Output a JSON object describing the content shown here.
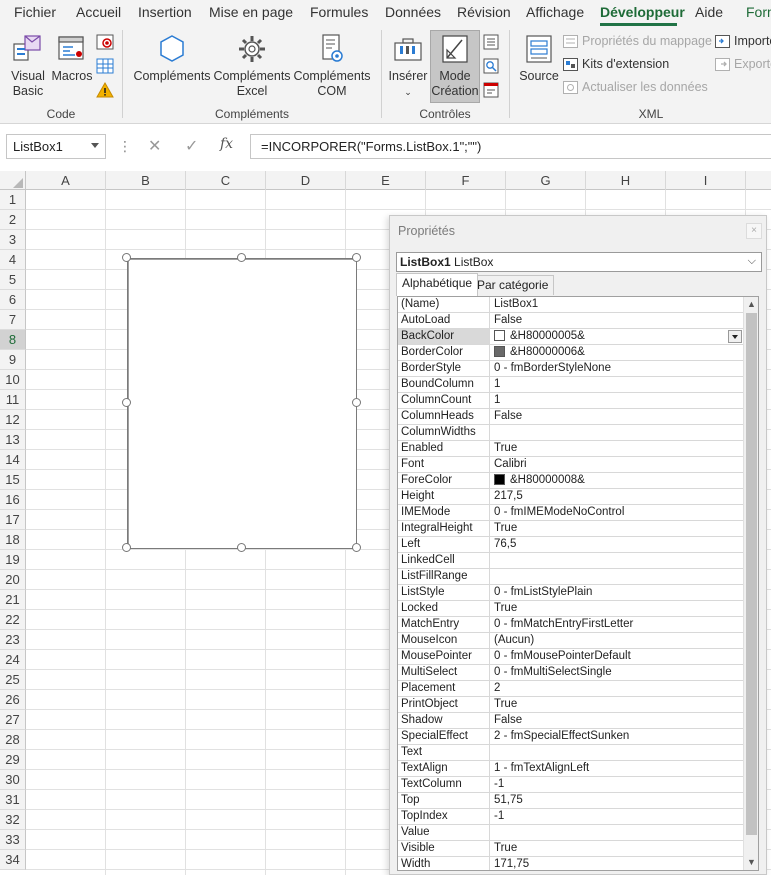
{
  "ribbon_tabs": [
    {
      "label": "Fichier",
      "active": false
    },
    {
      "label": "Accueil",
      "active": false
    },
    {
      "label": "Insertion",
      "active": false
    },
    {
      "label": "Mise en page",
      "active": false
    },
    {
      "label": "Formules",
      "active": false
    },
    {
      "label": "Données",
      "active": false
    },
    {
      "label": "Révision",
      "active": false
    },
    {
      "label": "Affichage",
      "active": false
    },
    {
      "label": "Développeur",
      "active": true
    },
    {
      "label": "Aide",
      "active": false
    },
    {
      "label": "Form",
      "active": false
    }
  ],
  "ribbon": {
    "code": {
      "label": "Code",
      "visual_basic": "Visual Basic",
      "macros": "Macros"
    },
    "complements": {
      "label": "Compléments",
      "complements": "Compléments",
      "complements_excel": "Compléments Excel",
      "complements_com": "Compléments COM"
    },
    "controles": {
      "label": "Contrôles",
      "inserer": "Insérer",
      "mode_creation": "Mode Création"
    },
    "xml": {
      "label": "XML",
      "source": "Source",
      "proprietes_mappage": "Propriétés du mappage",
      "kits_extension": "Kits d'extension",
      "actualiser": "Actualiser les données",
      "importer": "Importer",
      "exporter": "Exporter"
    }
  },
  "formula_bar": {
    "name_box": "ListBox1",
    "function_symbol": "fx",
    "formula": "=INCORPORER(\"Forms.ListBox.1\";\"\")"
  },
  "sheet": {
    "columns": [
      "A",
      "B",
      "C",
      "D",
      "E",
      "F",
      "G",
      "H",
      "I"
    ],
    "rows": [
      "1",
      "2",
      "3",
      "4",
      "5",
      "6",
      "7",
      "8",
      "9",
      "10",
      "11",
      "12",
      "13",
      "14",
      "15",
      "16",
      "17",
      "18",
      "19",
      "20",
      "21",
      "22",
      "23",
      "24",
      "25",
      "26",
      "27",
      "28",
      "29",
      "30",
      "31",
      "32",
      "33",
      "34"
    ],
    "selected_row": "8"
  },
  "properties_window": {
    "title": "Propriétés",
    "close_glyph": "×",
    "object_name": "ListBox1",
    "object_type": "ListBox",
    "tabs": [
      "Alphabétique",
      "Par catégorie"
    ],
    "active_tab": 0,
    "selected_property": "BackColor",
    "properties": [
      {
        "name": "(Name)",
        "value": "ListBox1"
      },
      {
        "name": "AutoLoad",
        "value": "False"
      },
      {
        "name": "BackColor",
        "value": "&H80000005&",
        "swatch": "#ffffff"
      },
      {
        "name": "BorderColor",
        "value": "&H80000006&",
        "swatch": "#696969"
      },
      {
        "name": "BorderStyle",
        "value": "0 - fmBorderStyleNone"
      },
      {
        "name": "BoundColumn",
        "value": "1"
      },
      {
        "name": "ColumnCount",
        "value": "1"
      },
      {
        "name": "ColumnHeads",
        "value": "False"
      },
      {
        "name": "ColumnWidths",
        "value": ""
      },
      {
        "name": "Enabled",
        "value": "True"
      },
      {
        "name": "Font",
        "value": "Calibri"
      },
      {
        "name": "ForeColor",
        "value": "&H80000008&",
        "swatch": "#000000"
      },
      {
        "name": "Height",
        "value": "217,5"
      },
      {
        "name": "IMEMode",
        "value": "0 - fmIMEModeNoControl"
      },
      {
        "name": "IntegralHeight",
        "value": "True"
      },
      {
        "name": "Left",
        "value": "76,5"
      },
      {
        "name": "LinkedCell",
        "value": ""
      },
      {
        "name": "ListFillRange",
        "value": ""
      },
      {
        "name": "ListStyle",
        "value": "0 - fmListStylePlain"
      },
      {
        "name": "Locked",
        "value": "True"
      },
      {
        "name": "MatchEntry",
        "value": "0 - fmMatchEntryFirstLetter"
      },
      {
        "name": "MouseIcon",
        "value": "(Aucun)"
      },
      {
        "name": "MousePointer",
        "value": "0 - fmMousePointerDefault"
      },
      {
        "name": "MultiSelect",
        "value": "0 - fmMultiSelectSingle"
      },
      {
        "name": "Placement",
        "value": "2"
      },
      {
        "name": "PrintObject",
        "value": "True"
      },
      {
        "name": "Shadow",
        "value": "False"
      },
      {
        "name": "SpecialEffect",
        "value": "2 - fmSpecialEffectSunken"
      },
      {
        "name": "Text",
        "value": ""
      },
      {
        "name": "TextAlign",
        "value": "1 - fmTextAlignLeft"
      },
      {
        "name": "TextColumn",
        "value": "-1"
      },
      {
        "name": "Top",
        "value": "51,75"
      },
      {
        "name": "TopIndex",
        "value": "-1"
      },
      {
        "name": "Value",
        "value": ""
      },
      {
        "name": "Visible",
        "value": "True"
      },
      {
        "name": "Width",
        "value": "171,75"
      }
    ]
  },
  "colors": {
    "accent": "#217346",
    "active_tab_text": "#1e6b37"
  }
}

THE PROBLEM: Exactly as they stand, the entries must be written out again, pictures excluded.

RESULT OF THE EXERCISE:
Output a JSON object describing the content shown here.
{
  "ribbon_tabs": [
    {
      "label": "Fichier",
      "active": false
    },
    {
      "label": "Accueil",
      "active": false
    },
    {
      "label": "Insertion",
      "active": false
    },
    {
      "label": "Mise en page",
      "active": false
    },
    {
      "label": "Formules",
      "active": false
    },
    {
      "label": "Données",
      "active": false
    },
    {
      "label": "Révision",
      "active": false
    },
    {
      "label": "Affichage",
      "active": false
    },
    {
      "label": "Développeur",
      "active": true
    },
    {
      "label": "Aide",
      "active": false
    },
    {
      "label": "Form",
      "active": false
    }
  ],
  "ribbon": {
    "code": {
      "label": "Code",
      "visual_basic": "Visual Basic",
      "macros": "Macros"
    },
    "complements": {
      "label": "Compléments",
      "complements": "Compléments",
      "complements_excel": "Compléments Excel",
      "complements_com": "Compléments COM"
    },
    "controles": {
      "label": "Contrôles",
      "inserer": "Insérer",
      "mode_creation": "Mode Création"
    },
    "xml": {
      "label": "XML",
      "source": "Source",
      "proprietes_mappage": "Propriétés du mappage",
      "kits_extension": "Kits d'extension",
      "actualiser": "Actualiser les données",
      "importer": "Importer",
      "exporter": "Exporter"
    }
  },
  "formula_bar": {
    "name_box": "ListBox1",
    "function_symbol": "fx",
    "formula": "=INCORPORER(\"Forms.ListBox.1\";\"\")"
  },
  "sheet": {
    "columns": [
      "A",
      "B",
      "C",
      "D",
      "E",
      "F",
      "G",
      "H",
      "I"
    ],
    "rows": [
      "1",
      "2",
      "3",
      "4",
      "5",
      "6",
      "7",
      "8",
      "9",
      "10",
      "11",
      "12",
      "13",
      "14",
      "15",
      "16",
      "17",
      "18",
      "19",
      "20",
      "21",
      "22",
      "23",
      "24",
      "25",
      "26",
      "27",
      "28",
      "29",
      "30",
      "31",
      "32",
      "33",
      "34"
    ],
    "selected_row": "8"
  },
  "properties_window": {
    "title": "Propriétés",
    "close_glyph": "×",
    "object_name": "ListBox1",
    "object_type": "ListBox",
    "tabs": [
      "Alphabétique",
      "Par catégorie"
    ],
    "active_tab": 0,
    "selected_property": "BackColor",
    "properties": [
      {
        "name": "(Name)",
        "value": "ListBox1"
      },
      {
        "name": "AutoLoad",
        "value": "False"
      },
      {
        "name": "BackColor",
        "value": "&H80000005&",
        "swatch": "#ffffff"
      },
      {
        "name": "BorderColor",
        "value": "&H80000006&",
        "swatch": "#696969"
      },
      {
        "name": "BorderStyle",
        "value": "0 - fmBorderStyleNone"
      },
      {
        "name": "BoundColumn",
        "value": "1"
      },
      {
        "name": "ColumnCount",
        "value": "1"
      },
      {
        "name": "ColumnHeads",
        "value": "False"
      },
      {
        "name": "ColumnWidths",
        "value": ""
      },
      {
        "name": "Enabled",
        "value": "True"
      },
      {
        "name": "Font",
        "value": "Calibri"
      },
      {
        "name": "ForeColor",
        "value": "&H80000008&",
        "swatch": "#000000"
      },
      {
        "name": "Height",
        "value": "217,5"
      },
      {
        "name": "IMEMode",
        "value": "0 - fmIMEModeNoControl"
      },
      {
        "name": "IntegralHeight",
        "value": "True"
      },
      {
        "name": "Left",
        "value": "76,5"
      },
      {
        "name": "LinkedCell",
        "value": ""
      },
      {
        "name": "ListFillRange",
        "value": ""
      },
      {
        "name": "ListStyle",
        "value": "0 - fmListStylePlain"
      },
      {
        "name": "Locked",
        "value": "True"
      },
      {
        "name": "MatchEntry",
        "value": "0 - fmMatchEntryFirstLetter"
      },
      {
        "name": "MouseIcon",
        "value": "(Aucun)"
      },
      {
        "name": "MousePointer",
        "value": "0 - fmMousePointerDefault"
      },
      {
        "name": "MultiSelect",
        "value": "0 - fmMultiSelectSingle"
      },
      {
        "name": "Placement",
        "value": "2"
      },
      {
        "name": "PrintObject",
        "value": "True"
      },
      {
        "name": "Shadow",
        "value": "False"
      },
      {
        "name": "SpecialEffect",
        "value": "2 - fmSpecialEffectSunken"
      },
      {
        "name": "Text",
        "value": ""
      },
      {
        "name": "TextAlign",
        "value": "1 - fmTextAlignLeft"
      },
      {
        "name": "TextColumn",
        "value": "-1"
      },
      {
        "name": "Top",
        "value": "51,75"
      },
      {
        "name": "TopIndex",
        "value": "-1"
      },
      {
        "name": "Value",
        "value": ""
      },
      {
        "name": "Visible",
        "value": "True"
      },
      {
        "name": "Width",
        "value": "171,75"
      }
    ]
  },
  "colors": {
    "accent": "#217346",
    "active_tab_text": "#1e6b37"
  }
}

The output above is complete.